Along with a risk of cave-ins and other dangers, coal miners face the possibility of serious disease as they work. The two most common occupational illnesses are pneumoconiosis and COPD.
Pneumoconiosis includes various kinds of respiratory conditions, but the most common among coal miners is referred to as coal worker's pneumoconiosis (CWP) or black lung. This condition is derived from inhaling coal dust and becomes increasingly likely as workers spend more time in mines. As miners dig, transport, or simply stand near operations involving coal, dust slowly builds up inside the lungs, unable to be filtered or removed by the body. As the dust accumulates, the lungs become inflamed and eventually the tissue may die and harden, causing shortness of breath and extremely painful breathing. According to the National Institute for Occupational Safety and Health (NIOSH), once coal workers achieved 25 years of experience, they had a significant percentage increase in becoming afflicted with the disease.

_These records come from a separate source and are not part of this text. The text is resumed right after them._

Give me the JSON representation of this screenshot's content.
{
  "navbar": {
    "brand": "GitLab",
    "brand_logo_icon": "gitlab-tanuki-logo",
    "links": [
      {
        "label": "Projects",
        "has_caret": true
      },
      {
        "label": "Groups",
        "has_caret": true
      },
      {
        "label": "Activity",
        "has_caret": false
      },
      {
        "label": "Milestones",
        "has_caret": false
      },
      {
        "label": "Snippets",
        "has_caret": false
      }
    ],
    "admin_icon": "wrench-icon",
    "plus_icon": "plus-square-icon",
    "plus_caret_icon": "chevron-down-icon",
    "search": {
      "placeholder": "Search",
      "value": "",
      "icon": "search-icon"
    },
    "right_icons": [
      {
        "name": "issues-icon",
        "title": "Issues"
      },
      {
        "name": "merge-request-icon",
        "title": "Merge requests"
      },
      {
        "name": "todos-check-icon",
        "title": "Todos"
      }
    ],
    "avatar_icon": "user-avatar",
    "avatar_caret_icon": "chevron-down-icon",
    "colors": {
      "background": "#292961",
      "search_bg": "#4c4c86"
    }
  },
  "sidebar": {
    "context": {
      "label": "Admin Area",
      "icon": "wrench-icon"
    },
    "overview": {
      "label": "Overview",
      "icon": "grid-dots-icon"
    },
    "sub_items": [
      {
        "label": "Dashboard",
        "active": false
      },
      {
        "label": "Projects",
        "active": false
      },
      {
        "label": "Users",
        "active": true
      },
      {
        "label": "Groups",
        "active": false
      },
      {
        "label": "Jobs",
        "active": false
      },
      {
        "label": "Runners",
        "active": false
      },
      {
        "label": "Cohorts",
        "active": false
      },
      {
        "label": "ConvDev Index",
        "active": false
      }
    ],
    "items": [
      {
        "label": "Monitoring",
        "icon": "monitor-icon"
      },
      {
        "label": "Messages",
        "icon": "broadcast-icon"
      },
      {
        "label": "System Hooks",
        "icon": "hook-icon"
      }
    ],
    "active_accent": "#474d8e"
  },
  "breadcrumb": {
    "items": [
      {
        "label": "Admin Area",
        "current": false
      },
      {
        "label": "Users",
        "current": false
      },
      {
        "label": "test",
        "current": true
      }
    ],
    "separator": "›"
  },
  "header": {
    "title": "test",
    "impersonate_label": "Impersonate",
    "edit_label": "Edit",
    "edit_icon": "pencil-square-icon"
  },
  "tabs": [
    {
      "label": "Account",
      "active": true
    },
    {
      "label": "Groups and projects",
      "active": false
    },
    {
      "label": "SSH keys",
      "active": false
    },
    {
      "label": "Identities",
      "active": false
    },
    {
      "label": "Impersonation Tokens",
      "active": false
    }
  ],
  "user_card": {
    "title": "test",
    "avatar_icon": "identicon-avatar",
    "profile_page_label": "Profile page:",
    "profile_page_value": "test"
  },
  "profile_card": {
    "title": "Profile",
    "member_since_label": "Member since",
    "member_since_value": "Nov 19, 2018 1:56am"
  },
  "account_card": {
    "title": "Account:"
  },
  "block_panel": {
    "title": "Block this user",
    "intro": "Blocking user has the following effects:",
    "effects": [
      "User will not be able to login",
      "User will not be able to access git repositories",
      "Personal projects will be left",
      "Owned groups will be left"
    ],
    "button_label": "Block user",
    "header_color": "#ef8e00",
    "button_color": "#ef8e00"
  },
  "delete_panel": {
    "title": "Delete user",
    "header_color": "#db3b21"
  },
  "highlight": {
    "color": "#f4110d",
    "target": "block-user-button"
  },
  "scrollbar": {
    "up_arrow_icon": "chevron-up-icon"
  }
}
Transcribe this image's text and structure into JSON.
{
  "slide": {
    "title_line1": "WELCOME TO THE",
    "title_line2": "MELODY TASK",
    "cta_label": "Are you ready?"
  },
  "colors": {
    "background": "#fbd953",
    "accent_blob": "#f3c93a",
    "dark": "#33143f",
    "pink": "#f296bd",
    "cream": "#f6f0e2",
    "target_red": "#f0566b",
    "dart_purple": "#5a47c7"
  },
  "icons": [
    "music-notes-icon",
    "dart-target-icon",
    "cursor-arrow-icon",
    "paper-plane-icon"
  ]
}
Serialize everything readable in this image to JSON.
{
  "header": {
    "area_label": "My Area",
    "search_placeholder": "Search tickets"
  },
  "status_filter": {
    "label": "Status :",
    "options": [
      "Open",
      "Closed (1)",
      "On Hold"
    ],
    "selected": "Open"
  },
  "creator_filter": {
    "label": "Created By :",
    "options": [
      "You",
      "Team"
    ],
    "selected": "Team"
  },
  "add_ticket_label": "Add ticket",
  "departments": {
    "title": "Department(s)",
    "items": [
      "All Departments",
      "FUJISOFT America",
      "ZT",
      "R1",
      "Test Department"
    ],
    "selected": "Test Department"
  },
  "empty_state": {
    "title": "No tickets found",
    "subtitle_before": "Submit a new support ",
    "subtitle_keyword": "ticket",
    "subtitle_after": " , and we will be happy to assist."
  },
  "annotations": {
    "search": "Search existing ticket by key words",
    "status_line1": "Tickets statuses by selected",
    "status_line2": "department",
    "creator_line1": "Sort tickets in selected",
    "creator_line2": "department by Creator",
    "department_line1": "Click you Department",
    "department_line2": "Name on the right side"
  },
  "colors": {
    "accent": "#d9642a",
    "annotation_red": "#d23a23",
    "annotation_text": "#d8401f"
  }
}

The Federal Coal Mine Health and Safety Act of 1969 imposed safety measures on coal mining operations to protect workers from black lung. The Act requires that surface mines be inspected twice a year and underground ones four times a year, enabling much more regular enforcement of safety guidelines. The government was also given the power to impose monetary fines for violations and to provide financial help for miners who have become incapacitated by Black Lung disease.
Coal Miners and Chronic Obstructive Pulmonary Disease
Another serious disease faced by coal miners across the country is chronic obstructive pulmonary disease (COPD). This lung affliction includes chronically poor airflow, which can cause coughing, shortness of breath, and sputum production. The disease often includes chronic bronchitis, emphysema, and even asthma. Consistent exposure to coal dust can lead to this severe respiratory disease, and the effects suffered by the patient steadily increase over time. COPD is a somewhat more common deadly disease, not exclusive to coal miners. The CDC listed it as the third leading cause of death in the U.S. in 2011. Smoking, pollution, and other such factors can cause COPD, but exposure to coal dust, combined with other respiratory diseases, greatly increases the risk of a worker contracting this serious and life-altering condition.
Coal Mining Injury and Occupational Illness
COPD and pneumoconiosis are only two of the many risks faced by coal miners every day on the job. To reduce miner's exposure to coal dust, many safety practices must be observed. If not properly enforced, workers stand to contract occupational diseases such as these, which can threaten their lives or hamper their ability to breathe for the rest of their lives.